I am using the following code to come up with a Bayesian average for my product reviews:

@bayesian = (((Review.count * Review.average(:score)) + (style.reviews.count +style.reviews.average(:score)))/(Review.count+style.reviews.count)).to_int

as per this discussion (scroll a third down the page):

http://blog.linkibol.com/2010/05/07/how-to-build-a-popularity-algorithm-you-can-be-proud-of/

Now strangely, these are the results that I'm seeing on my page:

enter image description here

Obviously by the logic of the article I should be seeing a product with 4 votes and an average score of 59% shown with a higher Bayesian than a product with 1 vote and an average of 50%.

Is there a problem with my implementation here?
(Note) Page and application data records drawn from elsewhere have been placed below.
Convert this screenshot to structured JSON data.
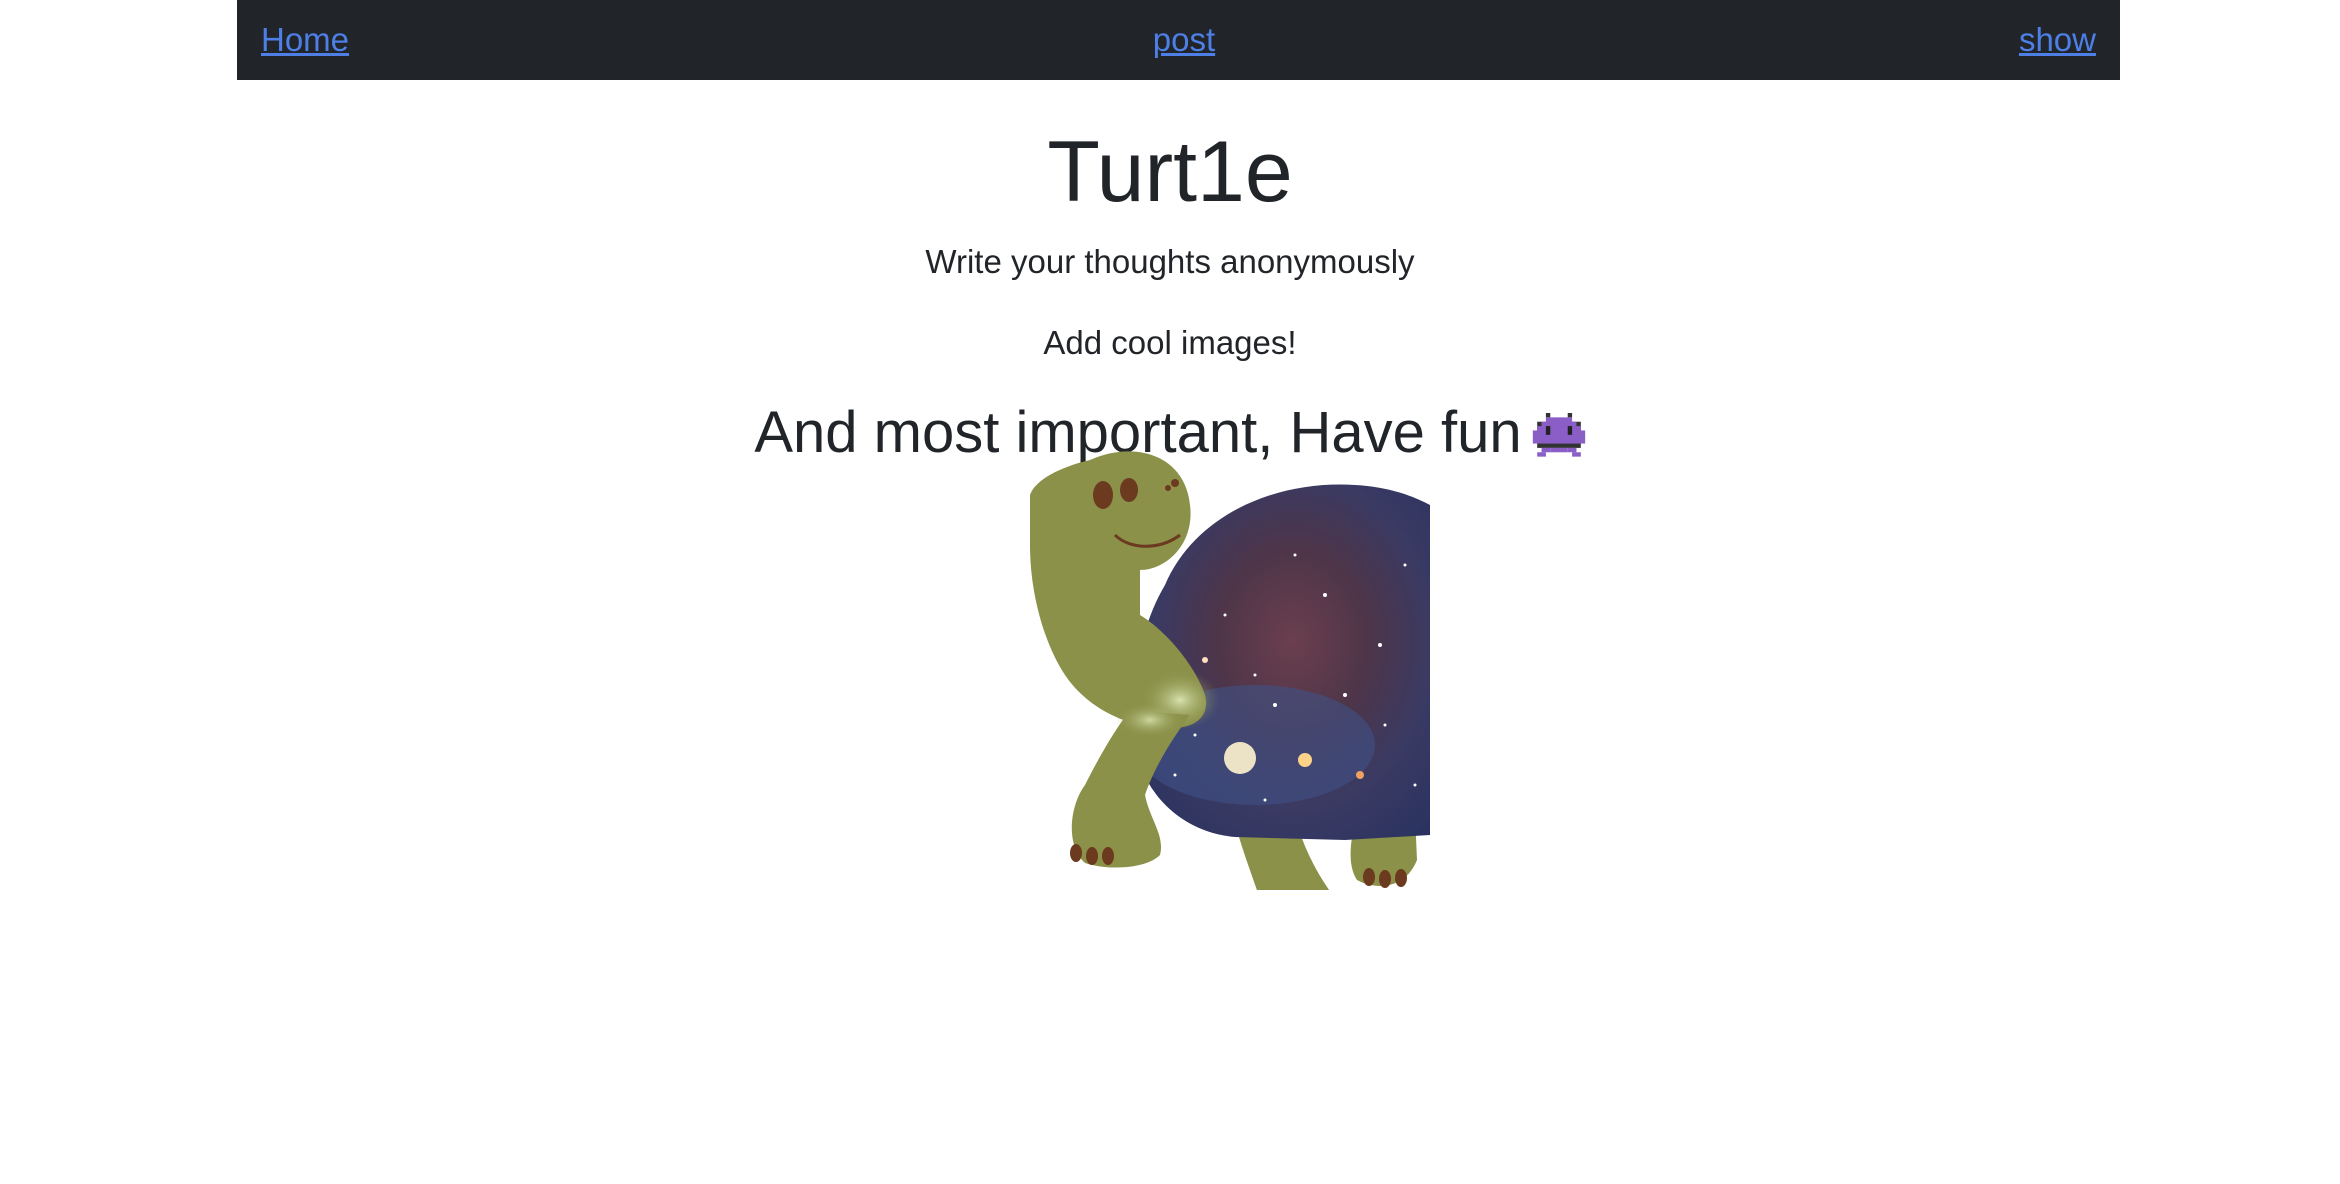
{
  "nav": {
    "home_label": "Home",
    "post_label": "post",
    "show_label": "show",
    "link_color": "#4d7fe6",
    "background": "#212529"
  },
  "hero": {
    "title": "Turt1e",
    "line1": "Write your thoughts anonymously",
    "line2": "Add cool images!",
    "headline": "And most important, Have fun",
    "headline_icon": "alien-monster-icon"
  },
  "image": {
    "icon": "galaxy-turtle-image",
    "shell_theme": "galaxy"
  }
}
share|improve this question
    
is Review.count returning the total number of reviews instead of the correct average number of reviews per style? –  AJcodez Aug 4 '12 at 10:30
    
No, Review.count is giving the total =( –  Abram Aug 4 '12 at 10:36
    
can you post the equation you are trying to use from the blog. Because Im pretty sure it was supposed to be an average and not a total –  AJcodez Aug 4 '12 at 10:41
    
You should mark your answer as "accepted" so this question will not be listed as an "unanswered" question. –  Alex D Aug 4 '12 at 23:05
    
It says I can't until tomorrow. –  Abram Aug 4 '12 at 23:10

1 Answer 1

Sorry everyone, the answer was simple in the end. I should have written:

@bayesian = (((Review.count * Review.average(:score)) + (style.reviews.count *style.reviews.average(:score)))/(Review.count+style.reviews.count)).to_int

Just needed to change that + to a * in:

style.reviews.count * style.reviews.average(:score)
share|improve this answer

Your Answer

 
discard

By posting your answer, you agree to the privacy policy and terms of service.

Not the answer you're looking for? Browse other questions tagged or ask your own question.